The U.S. Began observing Financial Awareness Month every April in 2004. The month was originally an offshoot of the National Endowment for Financial Education’s (NEFE) Youth Financial Literacy Day, but they eventually transferred responsibility to the Jump$tart Coalition, a Washington, D.C.-based organization of 51 state coalitions that share a commitment to advance youth financial literacy.

On March 9, 2004, Senator Daniel K. Akaka from Hawaii introduced and sponsored Senate Resolution 48, which called for April to become Financial Awareness Month. The Resolution passed unanimously without amendment. At the time, eight states’ governors already declared April as a Financial Awareness Month for youth, but Resolution 48 made the observance nationally recognized.

When speaking on the unanimous approval, Dara Duguay, executive director of Jump$tart, said, “We’re ecstatic about the significant increase in financial education legislation introduced this year. This demonstrates a widespread conviction of the necessity of having personal finance education taught in schools in order to reverse a declining financial literacy rate.”

While it’s important for high schoolers to comprehend financial terminology, the month has never been solely directed toward young Americans.

So...What is it?

Financial Awareness Month is for the betterment of everyone’s economic education. In 2005, Congress stated the month’s goal is to “raise public awareness about the importance of financial education in the United States and the serious consequences that may be associated with a lack of understanding about personal finances.”

The idea behind the month is to promote self-care for all Americans so they can live comfortably and, hopefully someday, reach all their greatest financial goals. However, that will require an ever-improving understanding of your own finances.

Ways to Prepare for the Month

One way to prepare for Financial Awareness Month is to reflect on your situation.
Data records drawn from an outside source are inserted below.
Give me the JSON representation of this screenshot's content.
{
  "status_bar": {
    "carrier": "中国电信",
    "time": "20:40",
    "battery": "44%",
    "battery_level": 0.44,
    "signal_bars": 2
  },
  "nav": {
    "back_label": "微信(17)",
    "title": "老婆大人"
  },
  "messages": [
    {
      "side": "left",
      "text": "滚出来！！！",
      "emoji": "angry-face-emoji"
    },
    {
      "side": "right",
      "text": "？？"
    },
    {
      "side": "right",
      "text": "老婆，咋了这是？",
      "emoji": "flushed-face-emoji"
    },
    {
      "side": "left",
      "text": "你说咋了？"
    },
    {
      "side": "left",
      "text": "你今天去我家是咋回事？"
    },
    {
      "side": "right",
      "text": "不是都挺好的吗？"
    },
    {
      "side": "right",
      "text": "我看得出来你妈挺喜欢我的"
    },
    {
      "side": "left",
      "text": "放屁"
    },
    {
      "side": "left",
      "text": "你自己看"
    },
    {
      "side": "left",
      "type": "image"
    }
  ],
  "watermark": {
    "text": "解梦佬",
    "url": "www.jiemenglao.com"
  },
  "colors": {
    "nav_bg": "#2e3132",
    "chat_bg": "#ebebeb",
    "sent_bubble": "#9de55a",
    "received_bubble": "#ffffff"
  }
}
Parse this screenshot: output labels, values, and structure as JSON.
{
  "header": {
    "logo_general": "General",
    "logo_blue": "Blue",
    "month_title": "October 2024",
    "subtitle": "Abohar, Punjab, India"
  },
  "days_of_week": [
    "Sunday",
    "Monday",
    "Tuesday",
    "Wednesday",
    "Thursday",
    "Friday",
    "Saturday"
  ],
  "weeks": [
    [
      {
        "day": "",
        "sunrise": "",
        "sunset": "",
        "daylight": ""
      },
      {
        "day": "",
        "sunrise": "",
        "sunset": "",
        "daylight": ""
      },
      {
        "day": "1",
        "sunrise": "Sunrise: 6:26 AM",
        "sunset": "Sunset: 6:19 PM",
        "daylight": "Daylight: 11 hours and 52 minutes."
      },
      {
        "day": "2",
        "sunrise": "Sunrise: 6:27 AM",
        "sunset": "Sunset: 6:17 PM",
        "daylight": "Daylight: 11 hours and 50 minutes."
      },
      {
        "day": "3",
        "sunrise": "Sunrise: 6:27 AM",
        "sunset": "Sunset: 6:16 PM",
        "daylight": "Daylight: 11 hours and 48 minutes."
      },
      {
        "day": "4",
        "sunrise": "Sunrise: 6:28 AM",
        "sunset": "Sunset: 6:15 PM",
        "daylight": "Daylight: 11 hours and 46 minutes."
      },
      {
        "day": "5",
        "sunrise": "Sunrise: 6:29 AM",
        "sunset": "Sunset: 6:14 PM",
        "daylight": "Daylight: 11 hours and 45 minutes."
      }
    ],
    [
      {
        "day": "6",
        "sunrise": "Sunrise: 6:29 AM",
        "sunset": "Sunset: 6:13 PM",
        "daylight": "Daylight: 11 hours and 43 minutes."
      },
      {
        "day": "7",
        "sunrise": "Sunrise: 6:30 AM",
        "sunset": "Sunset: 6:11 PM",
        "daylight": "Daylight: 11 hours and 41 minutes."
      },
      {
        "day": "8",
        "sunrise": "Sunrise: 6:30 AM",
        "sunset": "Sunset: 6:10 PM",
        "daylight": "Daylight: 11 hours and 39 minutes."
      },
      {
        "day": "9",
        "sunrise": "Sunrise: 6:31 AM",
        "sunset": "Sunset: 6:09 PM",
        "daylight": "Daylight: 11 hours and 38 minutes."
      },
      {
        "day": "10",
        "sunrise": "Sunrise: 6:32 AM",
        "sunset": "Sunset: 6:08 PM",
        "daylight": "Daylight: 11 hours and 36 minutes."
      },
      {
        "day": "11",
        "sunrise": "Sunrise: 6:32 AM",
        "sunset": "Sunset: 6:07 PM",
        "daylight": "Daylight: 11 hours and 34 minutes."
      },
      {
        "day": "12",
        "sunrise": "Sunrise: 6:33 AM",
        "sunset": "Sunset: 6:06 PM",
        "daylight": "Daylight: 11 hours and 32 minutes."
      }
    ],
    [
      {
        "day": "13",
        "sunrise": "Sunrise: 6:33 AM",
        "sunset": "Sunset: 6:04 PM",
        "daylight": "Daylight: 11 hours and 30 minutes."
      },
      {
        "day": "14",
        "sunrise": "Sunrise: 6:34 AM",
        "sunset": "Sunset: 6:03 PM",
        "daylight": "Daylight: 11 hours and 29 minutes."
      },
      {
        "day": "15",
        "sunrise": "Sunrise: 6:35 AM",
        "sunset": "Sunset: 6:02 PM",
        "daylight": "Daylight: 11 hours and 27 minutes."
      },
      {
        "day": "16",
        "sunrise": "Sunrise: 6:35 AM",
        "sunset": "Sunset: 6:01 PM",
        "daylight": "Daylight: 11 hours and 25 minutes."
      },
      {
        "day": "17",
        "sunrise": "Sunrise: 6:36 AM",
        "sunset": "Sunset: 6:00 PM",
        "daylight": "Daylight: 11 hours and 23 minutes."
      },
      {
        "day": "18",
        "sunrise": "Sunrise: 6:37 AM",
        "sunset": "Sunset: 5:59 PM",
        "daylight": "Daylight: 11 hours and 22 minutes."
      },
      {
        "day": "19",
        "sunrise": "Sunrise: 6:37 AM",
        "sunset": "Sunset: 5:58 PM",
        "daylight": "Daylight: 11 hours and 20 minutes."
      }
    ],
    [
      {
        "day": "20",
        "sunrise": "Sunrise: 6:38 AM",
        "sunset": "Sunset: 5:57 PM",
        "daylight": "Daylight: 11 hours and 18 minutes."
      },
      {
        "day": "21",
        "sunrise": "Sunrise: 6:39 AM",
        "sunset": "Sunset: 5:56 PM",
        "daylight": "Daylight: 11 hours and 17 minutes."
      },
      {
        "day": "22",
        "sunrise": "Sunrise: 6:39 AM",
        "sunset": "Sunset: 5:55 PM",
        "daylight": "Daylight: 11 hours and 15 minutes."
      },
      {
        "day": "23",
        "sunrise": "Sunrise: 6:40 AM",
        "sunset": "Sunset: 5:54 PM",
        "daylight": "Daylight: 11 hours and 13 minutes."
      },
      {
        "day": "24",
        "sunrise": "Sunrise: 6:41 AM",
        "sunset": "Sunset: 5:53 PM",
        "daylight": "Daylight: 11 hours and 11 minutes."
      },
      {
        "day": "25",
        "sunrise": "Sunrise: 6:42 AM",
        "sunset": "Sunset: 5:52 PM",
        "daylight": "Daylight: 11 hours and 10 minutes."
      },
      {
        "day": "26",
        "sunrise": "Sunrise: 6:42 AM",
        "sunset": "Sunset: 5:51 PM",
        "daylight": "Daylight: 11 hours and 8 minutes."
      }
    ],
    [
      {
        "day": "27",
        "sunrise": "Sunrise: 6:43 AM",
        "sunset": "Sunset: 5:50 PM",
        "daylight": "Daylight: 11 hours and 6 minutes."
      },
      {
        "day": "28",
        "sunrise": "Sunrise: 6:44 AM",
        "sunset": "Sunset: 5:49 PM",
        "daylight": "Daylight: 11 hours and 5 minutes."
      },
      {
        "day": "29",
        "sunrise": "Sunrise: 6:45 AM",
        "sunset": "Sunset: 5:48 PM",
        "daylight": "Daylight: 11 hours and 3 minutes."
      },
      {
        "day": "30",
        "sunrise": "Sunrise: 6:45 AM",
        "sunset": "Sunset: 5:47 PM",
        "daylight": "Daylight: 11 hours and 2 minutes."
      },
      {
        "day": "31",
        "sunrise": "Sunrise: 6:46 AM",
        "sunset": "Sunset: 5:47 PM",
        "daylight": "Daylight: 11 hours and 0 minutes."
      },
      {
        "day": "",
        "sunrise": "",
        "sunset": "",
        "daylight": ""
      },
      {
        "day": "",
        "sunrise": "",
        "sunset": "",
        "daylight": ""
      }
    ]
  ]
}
Make sure you’re open to learning new things and possible change. Your research might clash with things you learned in the past or how you’ve always handled your money, but just remember, the economy changes all the time, and new ways of budgeting or saving money arise constantly.

You could also gather all your financial documents, such as your credit report, income statements, or your budget, so they’re readily available when you conduct your research. A lot of articles use examples with nice round numbers in whatever they’re discussing, so being able to easily substitute your numbers is a gamechanger.

And while Atlantic Bay Mortgage Group® specializes in mortgages, we care deeply about the financial health and wellness of our borrowers, the communities we lend in, and beyond. If you ever have questions about setting yourself up for future homeownership, reach out to one of our certified mortgage professionals today.

Financial Awareness Month doesn’t have to end in April. You can continue learning and growing all year. Evolving your financial literacy and comprehension doesn’t have a time limit!